Fearless leader of the Economic Freedom Fighters, Julius Malema has finally revealed that his party will support the Democratic Alliance (DA) during the anticipated 2019 general election which would see the end of Jacob Zuma’s tenure in office as SA president.
The defiant leader who charged South African youths not to attend the ruling African National Congress’s 105 anniversary, said his party, the EFF, will throw their weight behind the country’s second largest political party, the DA in 2019 like it did during the 2016 local government election which saw the DA taking over metros formally controlled by the ANC.
Malema, who described the ANC birthday celebration as a “festival of the rich” said on Thursday via the party’s twitter handle, that the only way to keep the ANC “selfish members” out of power is to “remove anything that smells @MYANC in Joburg and Tshwane”.
Then the EFF leader received a response that apparently did not sit well with him. He was told by one Twitter user that “a traitor is a party that claims to be representing Africans yet making deals with DA (white imperialists)”.
“You can go to hell,” was Malema’s response, adding that: “We will do it again if given an opportunity, actually will do it again in 2019”.

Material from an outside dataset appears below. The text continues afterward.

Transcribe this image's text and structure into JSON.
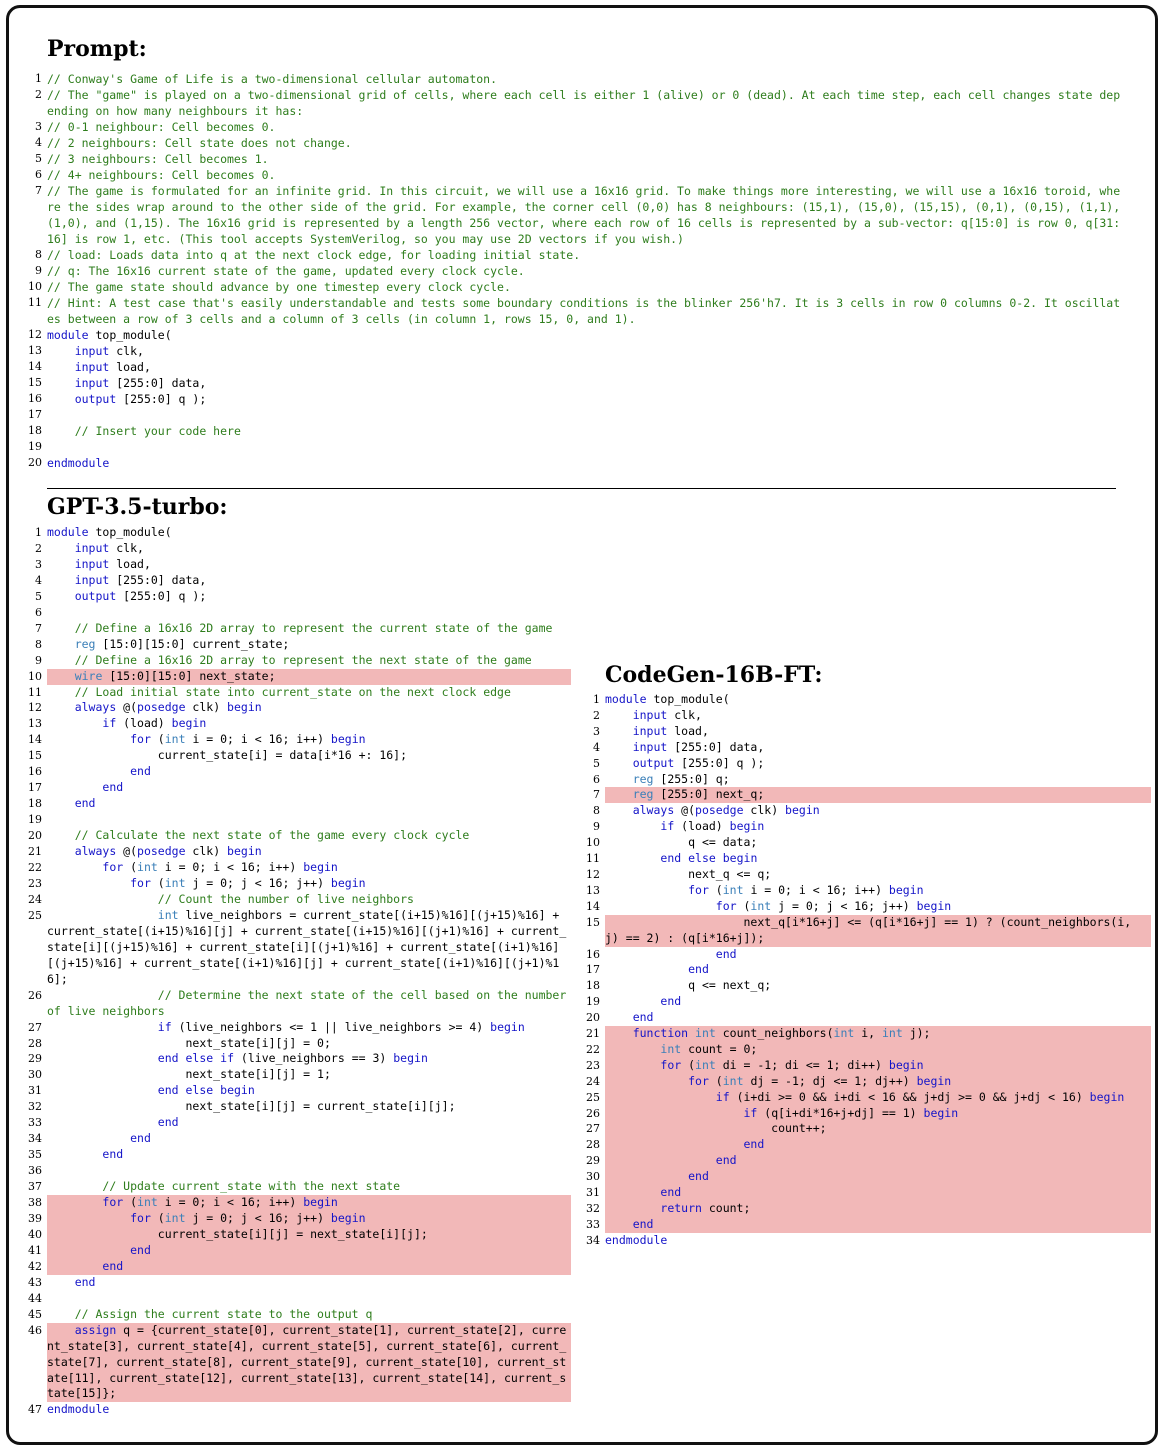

Malema’s comment brings to mind his response to allegations that his party would likely merge with either the DA or the ANC. He said although there’s little difference in policy between the ANC and the DA, the EFF had to “choose a better devil”.
“The DA is the better devil,” he told reporters during a press conference in Alexandra last year, adding that the EFF couldn’t be neutral, “we had to take sides. This is history. We were caught between two devils.”
When the ANC lost three of its metros to the Democratic Alliance, the EFF leader told the ANC to “jump into the nearest hell” as he blames the ANC top members for causing the fall of the party.
Meanwhile, as SA draws closer to its controversial general election, a poll conducted by South African research group, FutureFact shows that deputy president Cyril Ramaphosa, and former African Union chair, Nkosazana Dlamini-Zuma stand the chance of being the country’s future president.